Oral Question Period

11:35 a.m.

Papineau—Saint-Michel
Québec

Liberal

Pierre Pettigrew Minister for International Co-operation and Minister responsible for Francophonie

Mr. Speaker, Canada is very concerned about the surge of violence in the Gaza Strip and on the West Bank. I very much appreciate the concern shown by the hon. member of the opposition.

We are dismayed by the increasing number of casualties over the past few days. Canada is asking for an immediate ceasefire.

I can also inform you that today, the Canadian Minister of Foreign Affairs is attending a special session of the UN Security Council on this important question. My colleague, the Minister of Foreign Affairs, will present Canada's position, which is to ask Israeli and Palestinian representatives to resume direct negotiations and take immediate steps to restore calm.

The minister also met with senior Israeli representatives yesterday in New York to press them to refrain from any pressures that may be unhelpful to the Middle East peace process. I can also inform the member that some senior officials from the Department of Foreign Affairs met yesterday in Ottawa and gave the same message.

Jerusalem Tunnel
Oral Question Period

11:35 a.m.

Bloc

Maud Debien Laval East, QC

Mr. Speaker, the Minister for International Co-operation just told us that the Canadian government, through the Minister of Foreign Affairs, intends to ask for a ceasefire. I asked a very specific question, namely whether he intends to ask for the tunnel to be closed.

Furthermore, does the minister also intend to support the request by Yasser Arafat for immediate intervention by the Security Council on the West Bank and in the Gaza Strip?

Jerusalem Tunnel
Oral Question Period

11:35 a.m.

Papineau—Saint-Michel
Québec

Liberal

Pierre Pettigrew Minister for International Co-operation and Minister responsible for Francophonie

Mr. Speaker, the presence of the Minister of Foreign Affairs before the UN Security Council today is very important, and at this time I would not wish to commit Canadian diplomacy as specifically as the hon. member for the opposition would have us do, since these discussions are now taking place in New York.

Consultations are proceeding at extremely important levels, and I believe we would not be acting very responsibly by making a commitment at the very moment the Security Council is discussing this question.

Quebec
Oral Question Period

11:35 a.m.

Reform

Monte Solberg Medicine Hat, AB

Mr. Speaker, the Minister of Justice is sending out some fairly confusing signals.
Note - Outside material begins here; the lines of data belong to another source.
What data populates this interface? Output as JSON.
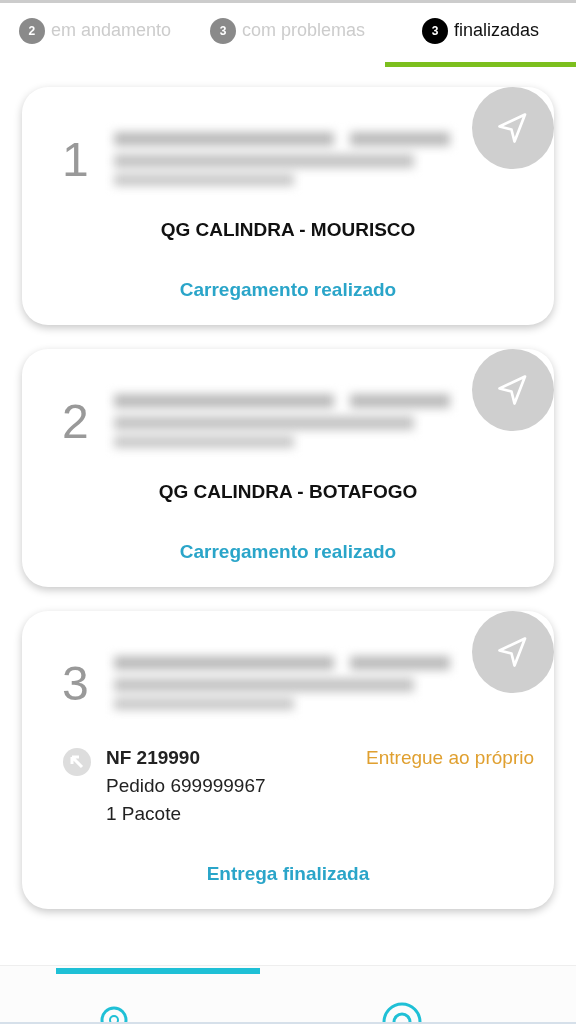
{
  "tabs": [
    {
      "count": "2",
      "label": "em andamento",
      "selected": false
    },
    {
      "count": "3",
      "label": "com problemas",
      "selected": false
    },
    {
      "count": "3",
      "label": "finalizadas",
      "selected": true
    }
  ],
  "stops": [
    {
      "number": "1",
      "place": "QG CALINDRA - MOURISCO",
      "status": "Carregamento realizado"
    },
    {
      "number": "2",
      "place": "QG CALINDRA - BOTAFOGO",
      "status": "Carregamento realizado"
    },
    {
      "number": "3",
      "invoice": "NF 219990",
      "order": "Pedido 699999967",
      "packages": "1 Pacote",
      "delivery_note": "Entregue ao próprio",
      "status": "Entrega finalizada"
    }
  ],
  "bottom_nav": [
    {
      "selected": true
    },
    {
      "selected": false
    }
  ]
}
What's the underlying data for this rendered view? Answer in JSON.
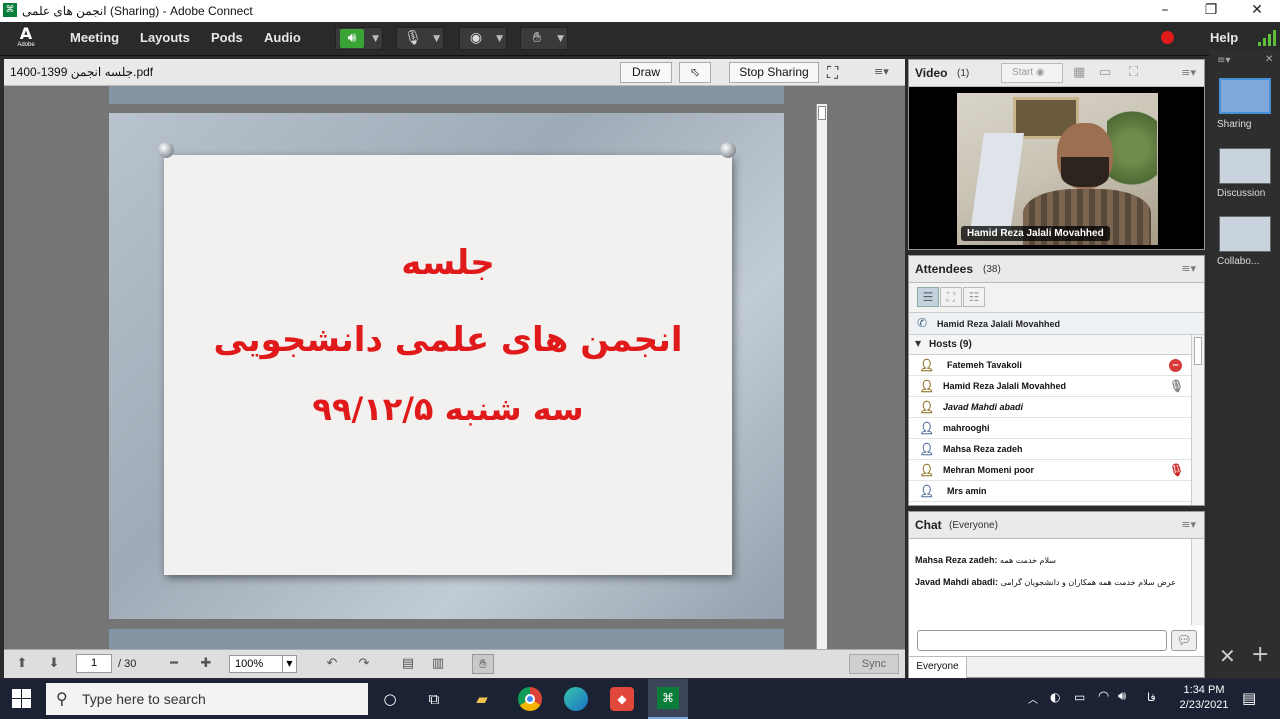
{
  "window": {
    "title": "انجمن های علمی (Sharing) - Adobe Connect",
    "app_icon": "adobe-connect-icon",
    "controls": {
      "minimize": "–",
      "maximize": "❐",
      "close": "✕"
    }
  },
  "menubar": {
    "logo": "Adobe",
    "items": [
      "Meeting",
      "Layouts",
      "Pods",
      "Audio"
    ],
    "help": "Help",
    "record_color": "#e0191b",
    "icons": [
      "speaker-icon",
      "microphone-icon",
      "webcam-icon",
      "raise-hand-icon"
    ]
  },
  "share": {
    "filename": "جلسه انجمن 1399-1400.pdf",
    "draw_label": "Draw",
    "stop_sharing_label": "Stop Sharing",
    "slide": {
      "line1": "جلسه",
      "line2": "انجمن های علمی دانشجویی",
      "line3": "سه شنبه ۹۹/۱۲/۵",
      "text_color": "#e0191b"
    },
    "footer": {
      "page_current": "1",
      "page_total": "/ 30",
      "zoom": "100%",
      "sync_label": "Sync"
    }
  },
  "video": {
    "title": "Video",
    "count": "(1)",
    "start_label": "Start",
    "presenter_name": "Hamid Reza Jalali Movahhed"
  },
  "attendees": {
    "title": "Attendees",
    "count": "(38)",
    "speaker": "Hamid Reza Jalali Movahhed",
    "group": "Hosts (9)",
    "rows": [
      {
        "name": "Fatemeh Tavakoli",
        "status_icon": "no-entry-icon"
      },
      {
        "name": "Hamid Reza Jalali Movahhed",
        "status_icon": "mic-active-icon"
      },
      {
        "name": "Javad Mahdi abadi",
        "status_icon": ""
      },
      {
        "name": "mahrooghi",
        "status_icon": ""
      },
      {
        "name": "Mahsa Reza zadeh",
        "status_icon": ""
      },
      {
        "name": "Mehran Momeni poor",
        "status_icon": "mic-muted-icon"
      },
      {
        "name": "Mrs amin",
        "status_icon": ""
      }
    ]
  },
  "chat": {
    "title": "Chat",
    "scope": "(Everyone)",
    "messages": [
      {
        "sender": "Mahsa Reza zadeh:",
        "text": "سلام خدمت همه"
      },
      {
        "sender": "Javad Mahdi abadi:",
        "text": "عرض سلام خدمت همه همکاران و دانشجویان گرامی"
      }
    ],
    "tab_label": "Everyone"
  },
  "layouts": {
    "items": [
      "Sharing",
      "Discussion",
      "Collabo..."
    ],
    "active": "Sharing"
  },
  "taskbar": {
    "search_placeholder": "Type here to search",
    "time": "1:34 PM",
    "date": "2/23/2021",
    "lang": "فا"
  }
}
Yesterday and today he suggested that Canadians would have a full voice on any developments surrounding the future of their country in the event of Quebec's secession. However, today he stopped short of saying that Canadians would be involved and have a voice in a referendum campaign in the event of Quebec's secession.

Is it the government's position that a full and meaningful voice would mean that they would have a vote in a referendum campaign?